  • Gilbert, P. (1998). The evolved basis and adaptive functions of cognitive distortions. British Journal of Medical Psychology, 71, 447-463. DOI: 10.1111/j.2044-8341.1998.tb01002.x.
  • Gilbert, P. (2009). Overcoming depression. A self-help guide using cognitive behavioral techniques. Robinson.
  • Kirk, J., & Rouf, K. (2004). Specific phobias. In J. Bennett-Levy, G. Butler, M. Fennell, A. Hackman, M. Mueller, & D. Westbrook (Eds), Oxford guide to behavioural experiments in cognitive therapy (pp.161-181). Oxford University Press.
  • Leahy, R. L. (2017). Cognitive therapy techniques: A practitioner’s guide. Guilford Press.
  • Noël, V. A., Francis, S. E., Williams-Outerbridge, K., & Fung, S. L. (2012). Catastrophizing as a predictor of depressive and anxious symptoms in children. Cognitive Therapy and Research, 36, 311-320. DOI: 10.1007/s10608-011-9370-2.
  • Olivardia, R. (2001). Mirror, mirror on the wall, who’s the largest of them all? The features and phenomenology of muscle dysmorphia. Harvard Review of Psychiatry, 9, 254-259. 
  • Özdel, K., Taymur, İ., Guriz, S. O., Tulaci, R. G., Kuru, E., & Turkcapar, M. H. (2014). Measuring cognitive errors using the Cognitive Distortions Scale (CDS): Psychometric properties in clinical and non-clinical samples. PloS One, 9, e105956. DOI: 10.1371/journal.pone.0105956.

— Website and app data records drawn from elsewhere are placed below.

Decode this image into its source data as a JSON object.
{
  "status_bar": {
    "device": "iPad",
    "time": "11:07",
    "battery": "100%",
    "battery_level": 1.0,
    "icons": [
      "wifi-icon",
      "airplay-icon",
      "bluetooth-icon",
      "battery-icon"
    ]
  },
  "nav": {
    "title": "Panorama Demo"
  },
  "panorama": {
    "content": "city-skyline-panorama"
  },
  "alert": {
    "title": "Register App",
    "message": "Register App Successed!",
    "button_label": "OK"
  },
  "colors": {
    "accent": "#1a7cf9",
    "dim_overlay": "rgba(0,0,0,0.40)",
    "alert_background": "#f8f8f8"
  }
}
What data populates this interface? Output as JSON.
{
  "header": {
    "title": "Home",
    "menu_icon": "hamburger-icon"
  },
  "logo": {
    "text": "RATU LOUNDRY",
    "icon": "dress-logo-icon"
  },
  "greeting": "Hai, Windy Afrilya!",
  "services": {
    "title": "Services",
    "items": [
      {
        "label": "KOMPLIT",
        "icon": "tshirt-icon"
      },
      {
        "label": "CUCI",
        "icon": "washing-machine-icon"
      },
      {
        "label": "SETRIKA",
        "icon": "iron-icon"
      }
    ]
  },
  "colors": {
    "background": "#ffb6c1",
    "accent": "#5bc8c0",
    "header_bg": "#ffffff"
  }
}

  • Padesky, C. A. (1990). Schema as self-prejudice. International Cognitive Therapy Newsletter, 6, 6-7.
  • Riley, C., & Shafran, R. (2005). Clinical perfectionism: A preliminary qualitative analysis. Behavioural and Cognitive Psychotherapy, 33, 369-374. DOI: 10.1017/S1352465805002122.
  • Shafran, R., Thordarson, D. S., & Rachman, S. (1996). Thought-action fusion in obsessive compulsive disorder. Journal of Anxiety Disorders, 10, 379-391. DOI: 10.1016/0887-6185(96)00018-7.
  • Veale, D. (2004). Advances in a cognitive behavioural model of body dysmorphic disorder. Body Image, 1, 113-125. DOI: 10.1016/S1740-1445(03)00009-3.
  • Veen, G., & Arntz, A. (2000). Multidimensional dichotomous thinking characterizes borderline personality disorder. Cognitive Therapy and Research, 24, 23-45. DOI: 10.1023/A:1005498824175.
  • Weeks, J. W., Heimberg, R. G., Rodebaugh, T. L., & Norton, P. J. (2008). Exploring the relationship between fear of positive evaluation and social anxiety. Journal of Anxiety Disorders, 22, 386-400. DOI: 10.1016/j.janxdis.2007.04.009.
  • Westbrook, D., Kennerley, H., & Kirk, J. (2011). An introduction to cognitive behaviour therapy: Skills and applications (2nd ed.). Sage.
  • Young, J. E., Klosko, J. S., & Weishaar, M. E. (2013). Schema therapy: A practitioner’s guide. Guilford Press.